I visited my two-year-old niece over the Easter weekend. Before I’d had a chance to take my coat off, she came running over to me with her Oh No, George book under her arm, and asked me to read it with her. As soon as we finished reading it together, she said “again, Shimmy (Jamie), again”!
I’m sure most parents have experienced this at one time or another. I’m also sure that when it comes to reading the same book for the 100th time, it starts to become a bit of a drag. However, I’d bet that most parents would still go ahead and read that book with their child, for the 100th time, because they know that reading is good for children. And they’re right, because reading is good for children! Think of it as a Domino effect; Children whose parents read with them regularly in the early years tend to develop a larger vocabulary. These children then enter school with better language skills, and so they perform better at school, and go on to enjoy better success in adulthood.
But what if you’re a parent who can’t read very well or aren’t confident in your own reading ability? What if you had a bad experience reading at school? If you’re a parent who is nervous about your own reading ability, the chances are you’re going to be even more worried when it comes to reading with your own child.
Reading with children on a daily basis is likely to become a bit of a chore even for the most confident or knowledgeable parent. Even with the best intentions in mind, reading with children is something that tends to get pushed to the bottom of the family life to-do list. That’s why The Reader’s Shared Reading programme, came to our attention.
The Reader’s Shared Reading programme places emphasis on the enjoyment of reading. It has been successful in promoting reading among groups who do not normally read. We were interested in how parents and children from lower socioeconomic backgrounds would respond to The Reader’s Shared Reading programme. Could we encourage parents to enjoy reading with their children? In doing so, would this lead to increases in their child’s vocabulary?
Across two different school terms, 3 to 4 year old children and their parents were asked to go along to a weekly reading group, once a week, for 8 weeks. Families were either asked to go to The Reader’s Shared Reading programme or they were asked to attend an existing reading group at their local library.

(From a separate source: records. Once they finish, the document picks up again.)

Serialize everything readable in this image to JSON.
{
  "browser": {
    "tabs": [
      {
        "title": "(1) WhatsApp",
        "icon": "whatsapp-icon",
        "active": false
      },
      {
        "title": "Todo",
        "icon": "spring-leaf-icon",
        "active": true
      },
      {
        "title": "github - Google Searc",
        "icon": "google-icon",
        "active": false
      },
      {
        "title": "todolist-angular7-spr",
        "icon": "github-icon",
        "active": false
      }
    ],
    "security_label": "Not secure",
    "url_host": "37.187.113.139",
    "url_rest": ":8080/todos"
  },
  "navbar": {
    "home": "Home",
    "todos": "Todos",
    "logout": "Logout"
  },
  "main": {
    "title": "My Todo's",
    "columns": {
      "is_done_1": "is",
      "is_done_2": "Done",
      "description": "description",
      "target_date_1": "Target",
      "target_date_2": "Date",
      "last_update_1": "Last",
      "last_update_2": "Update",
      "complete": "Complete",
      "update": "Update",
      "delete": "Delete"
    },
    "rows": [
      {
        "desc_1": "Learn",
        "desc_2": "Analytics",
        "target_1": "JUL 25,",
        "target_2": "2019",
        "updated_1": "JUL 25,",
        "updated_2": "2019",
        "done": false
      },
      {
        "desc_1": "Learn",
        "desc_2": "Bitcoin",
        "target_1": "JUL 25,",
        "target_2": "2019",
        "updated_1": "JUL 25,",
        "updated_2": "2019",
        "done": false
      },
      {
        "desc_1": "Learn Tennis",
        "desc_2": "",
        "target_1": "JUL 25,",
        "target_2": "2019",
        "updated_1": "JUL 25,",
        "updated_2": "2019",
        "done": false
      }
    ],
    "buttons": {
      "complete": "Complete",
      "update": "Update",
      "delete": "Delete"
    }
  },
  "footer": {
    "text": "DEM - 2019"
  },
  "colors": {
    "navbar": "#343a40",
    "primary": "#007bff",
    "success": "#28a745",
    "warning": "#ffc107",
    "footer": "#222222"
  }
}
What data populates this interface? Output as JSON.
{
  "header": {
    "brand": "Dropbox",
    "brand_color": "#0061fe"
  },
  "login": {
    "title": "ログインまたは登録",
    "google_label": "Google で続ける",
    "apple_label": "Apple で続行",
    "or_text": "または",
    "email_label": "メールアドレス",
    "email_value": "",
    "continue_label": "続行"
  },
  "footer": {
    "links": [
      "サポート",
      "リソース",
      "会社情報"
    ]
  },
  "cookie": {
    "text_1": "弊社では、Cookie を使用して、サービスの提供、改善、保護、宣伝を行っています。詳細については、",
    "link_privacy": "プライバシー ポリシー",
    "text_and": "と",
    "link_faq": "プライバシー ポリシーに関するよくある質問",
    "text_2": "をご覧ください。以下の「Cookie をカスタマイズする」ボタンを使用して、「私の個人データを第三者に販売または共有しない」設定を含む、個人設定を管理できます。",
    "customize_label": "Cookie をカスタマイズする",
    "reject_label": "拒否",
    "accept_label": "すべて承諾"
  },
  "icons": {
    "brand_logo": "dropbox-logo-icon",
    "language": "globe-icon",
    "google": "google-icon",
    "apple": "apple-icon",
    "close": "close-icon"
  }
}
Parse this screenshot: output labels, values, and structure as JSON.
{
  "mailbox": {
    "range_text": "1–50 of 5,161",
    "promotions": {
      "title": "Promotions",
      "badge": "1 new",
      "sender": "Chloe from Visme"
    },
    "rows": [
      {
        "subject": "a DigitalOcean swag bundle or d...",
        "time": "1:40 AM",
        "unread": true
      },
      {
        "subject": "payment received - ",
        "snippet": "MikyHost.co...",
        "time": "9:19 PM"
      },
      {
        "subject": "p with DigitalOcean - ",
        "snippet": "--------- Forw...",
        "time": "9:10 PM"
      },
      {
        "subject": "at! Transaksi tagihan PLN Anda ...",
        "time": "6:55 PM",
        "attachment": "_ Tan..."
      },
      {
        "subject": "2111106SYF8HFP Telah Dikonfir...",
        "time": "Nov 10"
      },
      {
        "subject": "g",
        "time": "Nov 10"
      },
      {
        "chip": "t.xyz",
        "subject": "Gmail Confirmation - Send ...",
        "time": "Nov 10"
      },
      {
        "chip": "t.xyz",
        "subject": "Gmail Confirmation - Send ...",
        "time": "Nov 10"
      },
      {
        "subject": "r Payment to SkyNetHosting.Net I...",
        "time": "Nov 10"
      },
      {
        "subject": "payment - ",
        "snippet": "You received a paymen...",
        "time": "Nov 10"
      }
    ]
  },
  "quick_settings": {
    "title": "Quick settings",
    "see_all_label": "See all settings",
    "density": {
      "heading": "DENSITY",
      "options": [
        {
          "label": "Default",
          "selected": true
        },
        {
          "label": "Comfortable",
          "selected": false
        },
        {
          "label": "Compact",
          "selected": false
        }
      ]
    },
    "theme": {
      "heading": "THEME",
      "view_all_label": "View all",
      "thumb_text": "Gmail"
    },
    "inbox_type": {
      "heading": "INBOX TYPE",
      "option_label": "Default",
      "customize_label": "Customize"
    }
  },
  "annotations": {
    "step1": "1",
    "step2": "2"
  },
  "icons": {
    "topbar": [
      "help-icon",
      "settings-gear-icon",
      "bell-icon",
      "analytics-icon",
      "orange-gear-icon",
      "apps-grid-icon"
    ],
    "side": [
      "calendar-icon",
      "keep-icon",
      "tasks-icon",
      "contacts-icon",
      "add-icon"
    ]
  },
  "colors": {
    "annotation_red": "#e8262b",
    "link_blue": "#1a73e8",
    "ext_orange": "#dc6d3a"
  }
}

The Reader’s Shared Reading programme did not significantly improve children’s vocabulary. However, the reading groups were only for 8 weeks which may not have been long enough and/or intensive enough to show any positive changes in children’s vocabulary. Nonetheless, families were more likely to go along to The Reader’s Shared Reading groups than the library groups. Also, The Reader’s Shared Reading groups were rated more favourably than the library groups. These findings suggest that the Reader’s Shared Reading programme is successful in engaging families from lower socioeconomic backgrounds to attend weekly reading groups. Parents who took part in The Reader’s Shared Reading groups also showed some increases in the number of hours they themselves spent reading and also how often they read with their children.